This article from (which claims to be the "State News Agency" of Chechnya) sums up to me all that is wrong with reling on faith in legal matters.

The misguided Vaha Ibraghimov uses the case of Armin Meiwes as his (her?) starting point. This case, Ibraghimov claims, is simply the first incidence of "voluntary cannibalism"; there will eventually be a gradual acceptance of cannibalism in society:

The representatives of sexual minorities have already taken their places in the armchairs of mayors are nominated for presidential elections, even the supporters of euthanasia gear up and have already gained victory in Holland, so, the cannibals are not the worst of all, are they?

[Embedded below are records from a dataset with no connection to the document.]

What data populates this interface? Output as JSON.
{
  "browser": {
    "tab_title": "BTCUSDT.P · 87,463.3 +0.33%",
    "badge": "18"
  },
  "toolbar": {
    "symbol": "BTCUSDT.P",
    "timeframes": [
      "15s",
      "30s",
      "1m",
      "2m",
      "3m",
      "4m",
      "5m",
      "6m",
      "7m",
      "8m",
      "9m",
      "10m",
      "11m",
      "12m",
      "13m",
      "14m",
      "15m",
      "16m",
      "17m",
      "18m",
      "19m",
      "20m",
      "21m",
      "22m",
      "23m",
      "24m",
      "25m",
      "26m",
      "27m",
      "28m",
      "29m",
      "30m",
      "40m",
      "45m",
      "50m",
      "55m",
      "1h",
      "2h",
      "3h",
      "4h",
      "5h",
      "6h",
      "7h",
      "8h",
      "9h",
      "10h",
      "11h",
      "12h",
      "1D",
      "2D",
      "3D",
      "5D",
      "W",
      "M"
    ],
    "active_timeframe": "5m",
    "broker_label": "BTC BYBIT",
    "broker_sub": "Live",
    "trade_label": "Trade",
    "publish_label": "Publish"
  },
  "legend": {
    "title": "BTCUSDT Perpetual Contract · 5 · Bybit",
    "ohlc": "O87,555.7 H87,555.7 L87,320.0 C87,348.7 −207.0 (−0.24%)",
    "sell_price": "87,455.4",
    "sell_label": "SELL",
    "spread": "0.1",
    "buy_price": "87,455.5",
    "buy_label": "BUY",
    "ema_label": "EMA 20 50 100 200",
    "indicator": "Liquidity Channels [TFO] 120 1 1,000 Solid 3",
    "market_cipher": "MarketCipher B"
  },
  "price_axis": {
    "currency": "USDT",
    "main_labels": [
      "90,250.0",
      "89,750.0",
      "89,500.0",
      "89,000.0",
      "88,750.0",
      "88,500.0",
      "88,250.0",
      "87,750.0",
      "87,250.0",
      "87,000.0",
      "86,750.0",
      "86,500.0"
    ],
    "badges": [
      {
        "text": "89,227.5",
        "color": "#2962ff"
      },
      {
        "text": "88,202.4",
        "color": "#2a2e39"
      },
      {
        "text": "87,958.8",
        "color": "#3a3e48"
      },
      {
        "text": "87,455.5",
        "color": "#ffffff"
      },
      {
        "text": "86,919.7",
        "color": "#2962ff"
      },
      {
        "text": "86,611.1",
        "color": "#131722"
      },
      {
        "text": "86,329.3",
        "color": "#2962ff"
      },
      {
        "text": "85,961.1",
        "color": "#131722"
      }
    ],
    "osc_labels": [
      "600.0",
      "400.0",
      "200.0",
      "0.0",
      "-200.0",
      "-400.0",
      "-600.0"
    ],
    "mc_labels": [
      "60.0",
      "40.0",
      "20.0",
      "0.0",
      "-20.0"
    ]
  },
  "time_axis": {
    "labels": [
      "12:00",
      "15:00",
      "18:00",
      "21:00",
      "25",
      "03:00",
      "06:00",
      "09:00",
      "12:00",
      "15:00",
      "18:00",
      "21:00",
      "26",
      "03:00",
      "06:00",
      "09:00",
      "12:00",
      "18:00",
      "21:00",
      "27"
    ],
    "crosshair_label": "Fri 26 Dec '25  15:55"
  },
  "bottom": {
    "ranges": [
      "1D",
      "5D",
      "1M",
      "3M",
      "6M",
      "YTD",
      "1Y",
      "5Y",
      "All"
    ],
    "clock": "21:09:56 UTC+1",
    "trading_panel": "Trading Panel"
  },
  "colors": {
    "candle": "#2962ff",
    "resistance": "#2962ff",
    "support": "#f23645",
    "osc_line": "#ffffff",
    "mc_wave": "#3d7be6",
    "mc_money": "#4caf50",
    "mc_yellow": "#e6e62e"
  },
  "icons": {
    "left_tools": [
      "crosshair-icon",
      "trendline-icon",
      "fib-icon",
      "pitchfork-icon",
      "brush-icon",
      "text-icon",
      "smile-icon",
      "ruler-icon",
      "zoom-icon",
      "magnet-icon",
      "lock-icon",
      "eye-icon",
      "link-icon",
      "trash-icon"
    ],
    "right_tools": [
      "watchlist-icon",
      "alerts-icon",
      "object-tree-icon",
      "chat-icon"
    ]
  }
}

Ibraghimov ascribes this ever-widening support of different lifestyle choices to the secularization of Western nations. While this is true, Ibraghimov believes that this will eventually lead to a world where everything is permitted. Instead:
Therefore, a far-seeing businessman will always try to conclude a contract with the partner who will never and for nothing change the terms of the contract. Such partner is the Creator, as never change the terms of such contracts as Koran, the Holy Testament of mankind with the Creator.

This analogy reminded me of The Man Nobody Knows. Personal bias aside, this analogy is misguided. Since God does not directly intervene, there is no way to tell whether you are following the contract or not. As a result, you must interpret holy books like the Koran, allowing their terms to be "flexible."
But, noble reader, we started our discussion talking about law, a place where said "flexibility" (which is more appropriately called confusion) can cause untold problems. Far better to base law on something far more stable - like secular human rights.